▶ **WHAT THIS TASK INVOLVES**
Lines in the following data that contain the string "level" are to be counted. Report only their number.

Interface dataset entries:

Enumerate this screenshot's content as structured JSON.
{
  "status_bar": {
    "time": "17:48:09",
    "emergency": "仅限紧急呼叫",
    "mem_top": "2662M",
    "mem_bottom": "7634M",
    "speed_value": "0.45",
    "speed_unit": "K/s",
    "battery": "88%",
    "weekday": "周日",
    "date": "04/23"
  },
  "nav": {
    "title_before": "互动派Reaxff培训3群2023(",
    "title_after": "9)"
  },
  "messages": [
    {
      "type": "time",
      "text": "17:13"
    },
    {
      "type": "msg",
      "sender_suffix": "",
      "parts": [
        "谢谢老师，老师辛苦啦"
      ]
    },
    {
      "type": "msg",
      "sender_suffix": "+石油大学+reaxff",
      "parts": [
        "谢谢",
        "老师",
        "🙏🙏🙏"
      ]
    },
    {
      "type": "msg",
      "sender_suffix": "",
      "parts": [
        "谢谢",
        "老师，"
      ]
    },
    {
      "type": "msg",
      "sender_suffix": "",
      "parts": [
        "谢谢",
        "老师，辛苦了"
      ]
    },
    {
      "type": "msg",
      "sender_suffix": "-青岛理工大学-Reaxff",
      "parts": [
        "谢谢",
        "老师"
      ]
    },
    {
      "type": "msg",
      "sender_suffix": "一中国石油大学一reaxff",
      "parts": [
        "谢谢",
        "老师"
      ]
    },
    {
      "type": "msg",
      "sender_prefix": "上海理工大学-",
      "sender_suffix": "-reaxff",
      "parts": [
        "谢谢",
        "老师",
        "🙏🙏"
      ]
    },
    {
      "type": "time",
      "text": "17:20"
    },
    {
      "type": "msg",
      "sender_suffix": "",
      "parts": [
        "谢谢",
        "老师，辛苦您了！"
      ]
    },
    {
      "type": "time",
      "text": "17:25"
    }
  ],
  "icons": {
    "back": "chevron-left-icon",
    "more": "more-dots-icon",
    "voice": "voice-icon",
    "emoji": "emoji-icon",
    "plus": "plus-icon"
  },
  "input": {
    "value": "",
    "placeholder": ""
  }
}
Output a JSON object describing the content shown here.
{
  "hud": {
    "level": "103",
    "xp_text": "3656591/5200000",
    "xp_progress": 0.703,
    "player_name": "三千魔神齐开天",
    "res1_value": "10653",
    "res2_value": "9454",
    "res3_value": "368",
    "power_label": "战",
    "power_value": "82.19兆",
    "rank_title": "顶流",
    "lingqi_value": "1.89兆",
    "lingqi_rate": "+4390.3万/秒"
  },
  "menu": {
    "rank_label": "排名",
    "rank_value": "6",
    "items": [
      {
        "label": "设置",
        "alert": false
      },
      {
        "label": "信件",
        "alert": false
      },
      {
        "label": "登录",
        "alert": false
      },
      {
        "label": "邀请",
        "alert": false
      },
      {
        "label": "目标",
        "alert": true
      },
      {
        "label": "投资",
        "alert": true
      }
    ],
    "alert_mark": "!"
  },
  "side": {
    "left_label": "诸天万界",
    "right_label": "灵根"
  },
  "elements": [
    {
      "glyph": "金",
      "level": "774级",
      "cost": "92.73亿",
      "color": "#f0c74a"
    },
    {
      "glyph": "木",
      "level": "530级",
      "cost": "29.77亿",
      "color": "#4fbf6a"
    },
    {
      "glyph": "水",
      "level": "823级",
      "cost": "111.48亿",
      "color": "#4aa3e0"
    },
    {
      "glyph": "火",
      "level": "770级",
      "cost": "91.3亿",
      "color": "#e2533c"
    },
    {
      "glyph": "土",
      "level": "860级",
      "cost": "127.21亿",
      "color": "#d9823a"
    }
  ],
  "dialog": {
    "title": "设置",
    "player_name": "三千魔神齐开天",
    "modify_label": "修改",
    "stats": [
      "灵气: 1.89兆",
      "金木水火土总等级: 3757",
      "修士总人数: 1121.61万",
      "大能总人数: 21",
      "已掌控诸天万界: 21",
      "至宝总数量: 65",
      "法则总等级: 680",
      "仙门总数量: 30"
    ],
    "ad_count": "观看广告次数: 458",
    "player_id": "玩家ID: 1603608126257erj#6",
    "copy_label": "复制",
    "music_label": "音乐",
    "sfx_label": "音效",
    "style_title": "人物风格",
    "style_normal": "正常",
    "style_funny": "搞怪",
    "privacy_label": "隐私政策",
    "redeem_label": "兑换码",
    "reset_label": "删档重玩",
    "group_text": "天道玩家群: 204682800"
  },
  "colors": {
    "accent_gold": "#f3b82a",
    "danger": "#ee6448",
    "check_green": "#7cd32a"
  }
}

▶ **SOLUTION**
6